The new work has a distinctly Western sound, not country, not Americana but Western. It’s also modern and popular but the guitar often has a Western movie feel (Host) and the addition of horns gives a Mexican flare. The stage helped set the tone too, bare but with a backdrop of lighting that looked like a Western sky – sometimes starry, sometime dawn or dusk. And there was a video shown on a crinkled cloud about the stage. It provided a nice feature and at times (such as Bury Your Heart) helped punctuate the mood of the song.
They opened their set with The Brightest Stars, accompanied by Prairie Fire Lady Choir, a group of dozens women who like to sing. And sing very well. Luckily the Fitz stage is huge. They were able to stroll, make their mark and stroll out for a few songs. Rogue Valley didn’t need them but it was a collaboration that made the music even better.
That was the theme for the night– collaboration makes everything better. We saw collaboration on stage – with Rogue Valley (and Prairie Fire Lady Choir and the powerful horn section) an certainly with Laurel String Quartet. It sounds like their process making this album started the long road of collaboration. Songwriter and front man Chris Koza introduced new songs to the band slowly, and the group luxuriated in a deliberate, leisurely process with no deadlines, developing the songs more together between touring. It’s made their music richer.
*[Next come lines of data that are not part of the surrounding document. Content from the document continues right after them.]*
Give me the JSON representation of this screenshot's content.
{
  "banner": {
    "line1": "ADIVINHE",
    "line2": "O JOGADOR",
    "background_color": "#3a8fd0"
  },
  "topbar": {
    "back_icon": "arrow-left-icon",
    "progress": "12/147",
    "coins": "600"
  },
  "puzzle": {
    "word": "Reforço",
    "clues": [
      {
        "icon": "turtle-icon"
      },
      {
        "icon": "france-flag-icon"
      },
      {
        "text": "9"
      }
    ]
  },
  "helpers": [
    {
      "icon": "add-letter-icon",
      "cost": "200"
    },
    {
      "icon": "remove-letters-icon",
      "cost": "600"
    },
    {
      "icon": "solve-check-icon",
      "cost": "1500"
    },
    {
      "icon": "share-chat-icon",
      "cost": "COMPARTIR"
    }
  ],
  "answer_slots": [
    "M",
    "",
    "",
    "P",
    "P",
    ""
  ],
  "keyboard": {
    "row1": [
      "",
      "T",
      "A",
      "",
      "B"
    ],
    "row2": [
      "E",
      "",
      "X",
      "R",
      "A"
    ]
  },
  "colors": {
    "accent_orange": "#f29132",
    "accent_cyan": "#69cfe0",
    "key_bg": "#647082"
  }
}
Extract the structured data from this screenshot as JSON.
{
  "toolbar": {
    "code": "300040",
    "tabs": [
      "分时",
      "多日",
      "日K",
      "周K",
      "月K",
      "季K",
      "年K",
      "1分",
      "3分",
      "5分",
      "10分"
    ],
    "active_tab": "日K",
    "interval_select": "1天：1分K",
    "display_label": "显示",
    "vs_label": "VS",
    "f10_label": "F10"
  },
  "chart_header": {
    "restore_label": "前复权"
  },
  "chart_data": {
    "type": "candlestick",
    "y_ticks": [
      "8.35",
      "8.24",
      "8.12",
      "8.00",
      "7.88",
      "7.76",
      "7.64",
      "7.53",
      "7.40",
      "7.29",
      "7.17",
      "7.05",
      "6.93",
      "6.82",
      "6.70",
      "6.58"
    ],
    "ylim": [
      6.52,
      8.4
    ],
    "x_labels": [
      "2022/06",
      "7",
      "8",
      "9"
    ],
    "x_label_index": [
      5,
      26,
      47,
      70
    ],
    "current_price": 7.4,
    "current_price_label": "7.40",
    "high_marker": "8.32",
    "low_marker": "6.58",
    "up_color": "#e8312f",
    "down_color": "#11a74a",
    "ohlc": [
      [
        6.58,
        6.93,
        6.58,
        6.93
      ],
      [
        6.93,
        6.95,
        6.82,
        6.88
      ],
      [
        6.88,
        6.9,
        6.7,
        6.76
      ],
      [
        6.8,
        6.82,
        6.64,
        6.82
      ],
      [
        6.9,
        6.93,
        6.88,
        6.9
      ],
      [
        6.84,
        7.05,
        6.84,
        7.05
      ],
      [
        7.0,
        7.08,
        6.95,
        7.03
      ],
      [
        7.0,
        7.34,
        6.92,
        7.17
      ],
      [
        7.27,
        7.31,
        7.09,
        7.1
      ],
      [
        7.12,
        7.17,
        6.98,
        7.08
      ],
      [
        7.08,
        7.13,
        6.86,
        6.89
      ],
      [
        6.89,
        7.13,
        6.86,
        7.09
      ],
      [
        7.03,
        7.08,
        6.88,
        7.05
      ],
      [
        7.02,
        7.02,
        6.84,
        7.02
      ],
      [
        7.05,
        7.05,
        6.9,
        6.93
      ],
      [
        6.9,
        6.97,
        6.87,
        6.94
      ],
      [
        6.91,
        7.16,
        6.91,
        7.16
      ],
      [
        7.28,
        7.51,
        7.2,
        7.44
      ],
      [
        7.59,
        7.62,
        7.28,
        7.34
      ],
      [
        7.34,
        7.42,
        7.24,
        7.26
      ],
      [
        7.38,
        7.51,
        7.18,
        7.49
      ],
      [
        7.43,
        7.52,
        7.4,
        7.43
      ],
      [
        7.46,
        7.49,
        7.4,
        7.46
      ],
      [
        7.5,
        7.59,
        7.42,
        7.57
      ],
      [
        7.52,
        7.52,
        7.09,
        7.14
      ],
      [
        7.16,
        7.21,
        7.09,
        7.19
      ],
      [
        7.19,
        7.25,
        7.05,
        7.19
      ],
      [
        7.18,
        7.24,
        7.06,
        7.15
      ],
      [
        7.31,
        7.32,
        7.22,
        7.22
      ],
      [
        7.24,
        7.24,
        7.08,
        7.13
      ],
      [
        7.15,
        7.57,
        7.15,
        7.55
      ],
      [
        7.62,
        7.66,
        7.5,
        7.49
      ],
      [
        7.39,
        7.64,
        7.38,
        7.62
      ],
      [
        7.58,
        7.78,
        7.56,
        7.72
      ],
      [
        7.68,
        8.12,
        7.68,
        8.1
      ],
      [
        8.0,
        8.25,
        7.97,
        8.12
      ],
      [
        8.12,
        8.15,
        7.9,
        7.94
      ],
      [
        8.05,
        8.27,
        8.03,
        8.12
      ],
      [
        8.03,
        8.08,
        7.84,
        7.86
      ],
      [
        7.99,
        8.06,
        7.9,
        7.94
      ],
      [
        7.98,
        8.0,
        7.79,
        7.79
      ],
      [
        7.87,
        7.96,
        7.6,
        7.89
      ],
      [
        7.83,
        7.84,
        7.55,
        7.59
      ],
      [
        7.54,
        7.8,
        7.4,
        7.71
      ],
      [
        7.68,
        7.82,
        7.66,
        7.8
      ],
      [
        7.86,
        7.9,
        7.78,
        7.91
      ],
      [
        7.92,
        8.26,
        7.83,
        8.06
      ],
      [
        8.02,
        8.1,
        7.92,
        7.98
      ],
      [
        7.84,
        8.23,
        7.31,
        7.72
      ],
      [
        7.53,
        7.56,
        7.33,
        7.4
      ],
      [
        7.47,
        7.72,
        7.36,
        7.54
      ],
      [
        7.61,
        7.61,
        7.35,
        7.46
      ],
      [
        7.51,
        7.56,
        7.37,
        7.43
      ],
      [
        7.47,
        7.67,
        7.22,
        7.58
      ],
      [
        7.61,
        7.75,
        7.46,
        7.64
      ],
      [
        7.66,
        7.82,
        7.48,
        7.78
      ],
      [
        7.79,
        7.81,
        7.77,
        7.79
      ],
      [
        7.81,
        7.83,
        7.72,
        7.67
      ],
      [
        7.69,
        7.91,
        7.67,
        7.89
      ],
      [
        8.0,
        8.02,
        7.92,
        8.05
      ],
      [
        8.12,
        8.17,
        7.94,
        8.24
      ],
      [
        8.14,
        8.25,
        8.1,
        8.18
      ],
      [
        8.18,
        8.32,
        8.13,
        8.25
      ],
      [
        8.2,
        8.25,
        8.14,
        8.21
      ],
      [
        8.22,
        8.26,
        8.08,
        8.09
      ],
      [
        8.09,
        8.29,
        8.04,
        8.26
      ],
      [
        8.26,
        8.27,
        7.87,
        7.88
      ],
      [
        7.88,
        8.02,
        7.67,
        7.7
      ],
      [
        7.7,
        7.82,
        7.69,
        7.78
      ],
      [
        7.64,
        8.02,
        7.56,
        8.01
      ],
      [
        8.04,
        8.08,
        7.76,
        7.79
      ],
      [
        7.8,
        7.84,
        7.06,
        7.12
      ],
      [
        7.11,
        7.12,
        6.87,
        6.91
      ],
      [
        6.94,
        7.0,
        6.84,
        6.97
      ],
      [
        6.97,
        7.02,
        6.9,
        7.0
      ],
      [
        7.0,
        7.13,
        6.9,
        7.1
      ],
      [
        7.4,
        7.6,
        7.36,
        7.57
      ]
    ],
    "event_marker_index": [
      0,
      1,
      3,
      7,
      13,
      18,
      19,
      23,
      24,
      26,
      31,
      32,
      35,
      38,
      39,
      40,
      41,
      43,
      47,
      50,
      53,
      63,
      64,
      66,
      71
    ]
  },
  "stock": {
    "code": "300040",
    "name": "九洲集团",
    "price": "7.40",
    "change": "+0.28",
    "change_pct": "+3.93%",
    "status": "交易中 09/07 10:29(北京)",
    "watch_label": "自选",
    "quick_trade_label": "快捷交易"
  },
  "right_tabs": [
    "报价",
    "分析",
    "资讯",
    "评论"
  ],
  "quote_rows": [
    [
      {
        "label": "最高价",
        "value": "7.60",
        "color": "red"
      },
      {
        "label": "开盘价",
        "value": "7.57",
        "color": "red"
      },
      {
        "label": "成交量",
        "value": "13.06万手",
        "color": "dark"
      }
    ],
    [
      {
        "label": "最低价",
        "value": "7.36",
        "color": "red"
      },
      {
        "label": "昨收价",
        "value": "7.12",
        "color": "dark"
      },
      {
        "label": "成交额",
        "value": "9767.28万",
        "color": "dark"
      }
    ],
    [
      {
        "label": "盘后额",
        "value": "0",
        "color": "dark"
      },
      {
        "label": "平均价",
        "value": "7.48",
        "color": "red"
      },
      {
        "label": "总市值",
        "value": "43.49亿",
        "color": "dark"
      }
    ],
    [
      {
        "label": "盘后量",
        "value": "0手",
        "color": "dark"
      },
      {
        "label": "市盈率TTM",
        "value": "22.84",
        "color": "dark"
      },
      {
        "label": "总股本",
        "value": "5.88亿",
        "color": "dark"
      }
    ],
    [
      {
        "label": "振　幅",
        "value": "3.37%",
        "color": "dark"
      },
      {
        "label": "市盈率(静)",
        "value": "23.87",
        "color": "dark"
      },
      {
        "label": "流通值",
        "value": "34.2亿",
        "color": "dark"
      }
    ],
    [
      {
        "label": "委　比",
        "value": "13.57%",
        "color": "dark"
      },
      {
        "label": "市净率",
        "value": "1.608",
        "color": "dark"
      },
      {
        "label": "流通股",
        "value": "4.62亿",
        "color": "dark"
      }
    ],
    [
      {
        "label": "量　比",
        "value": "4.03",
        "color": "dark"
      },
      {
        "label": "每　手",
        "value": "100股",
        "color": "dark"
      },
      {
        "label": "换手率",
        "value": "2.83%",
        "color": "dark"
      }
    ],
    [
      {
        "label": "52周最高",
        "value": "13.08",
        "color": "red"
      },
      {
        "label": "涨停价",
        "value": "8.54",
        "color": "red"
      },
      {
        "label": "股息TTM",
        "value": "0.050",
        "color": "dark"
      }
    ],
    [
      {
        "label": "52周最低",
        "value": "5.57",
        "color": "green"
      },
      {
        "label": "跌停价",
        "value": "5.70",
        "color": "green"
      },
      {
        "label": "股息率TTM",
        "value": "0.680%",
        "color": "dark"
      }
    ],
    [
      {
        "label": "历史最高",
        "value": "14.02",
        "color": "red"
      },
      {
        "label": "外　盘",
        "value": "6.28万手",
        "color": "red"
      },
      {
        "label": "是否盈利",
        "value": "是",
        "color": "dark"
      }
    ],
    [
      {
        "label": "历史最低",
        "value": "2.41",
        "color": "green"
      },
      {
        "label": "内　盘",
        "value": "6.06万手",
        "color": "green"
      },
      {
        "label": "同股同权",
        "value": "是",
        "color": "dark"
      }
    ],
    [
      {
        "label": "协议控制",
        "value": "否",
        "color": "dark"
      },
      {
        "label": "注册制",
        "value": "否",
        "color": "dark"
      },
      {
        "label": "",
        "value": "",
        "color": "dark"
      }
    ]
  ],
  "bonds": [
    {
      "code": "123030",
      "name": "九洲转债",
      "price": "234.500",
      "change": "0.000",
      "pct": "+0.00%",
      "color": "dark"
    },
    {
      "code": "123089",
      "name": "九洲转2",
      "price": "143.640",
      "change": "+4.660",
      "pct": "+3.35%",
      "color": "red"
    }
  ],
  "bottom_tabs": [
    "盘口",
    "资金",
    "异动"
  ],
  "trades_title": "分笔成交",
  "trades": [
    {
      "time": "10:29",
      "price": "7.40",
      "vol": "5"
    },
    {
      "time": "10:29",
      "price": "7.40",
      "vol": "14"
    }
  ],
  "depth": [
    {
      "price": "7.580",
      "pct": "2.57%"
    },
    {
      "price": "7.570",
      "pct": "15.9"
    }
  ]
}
Other stand out songs – the upbeat Pulse, featuring Linnea Mohn singing (as well as playing keyboards). It’s catchy. Peter Sieve gets a little psychedelic on the guitar in breathe and the stage version ended in a great cacophony of strings and horns. Finally Transference is a great showpiece for Koza’s voice. His voice always reminds me of Simon and Garfunkel, even on a song that has more hints of Cloud Cult than Me and Julio.
The “warm up” acts weren’t bad either. The Laurel String Quartet started alone on stage with a world premiere of Adam Conrad’s Vignettes for Laurels. What a great piece for that location. Then the Laurels invited a stream of well-known musicians to join them and they made better every song by adding the depth of classical musicians. Jeremy Messersmith started with A Girl A Boy and A Graveyard. My 12 year old date could had skipped the graveyard and gone straight to heaven with that! Joe Horton gave his breathy poetic tunes. He has such a command of any stage. Nana Marie Invie, Aby Wolf and others also appeared with reigned operatic voices. And Chastity Brown sang about the heart and Colorado and talked about Black Lives Matter.
I have heard Chastity Brown speak eloquently on race and sexism before. Last night she made a point to thank while allies for their support of Black Lives Matters. It was a generous and important message to the pretty white room. A room that I suspect largely supports Black Lives Matters – but a room full of Minnesotans who need to be told they are welcome, not because we have to be at the center but we need to know we’re not in the way. It’s a well-played note that Koza thanked her for making too.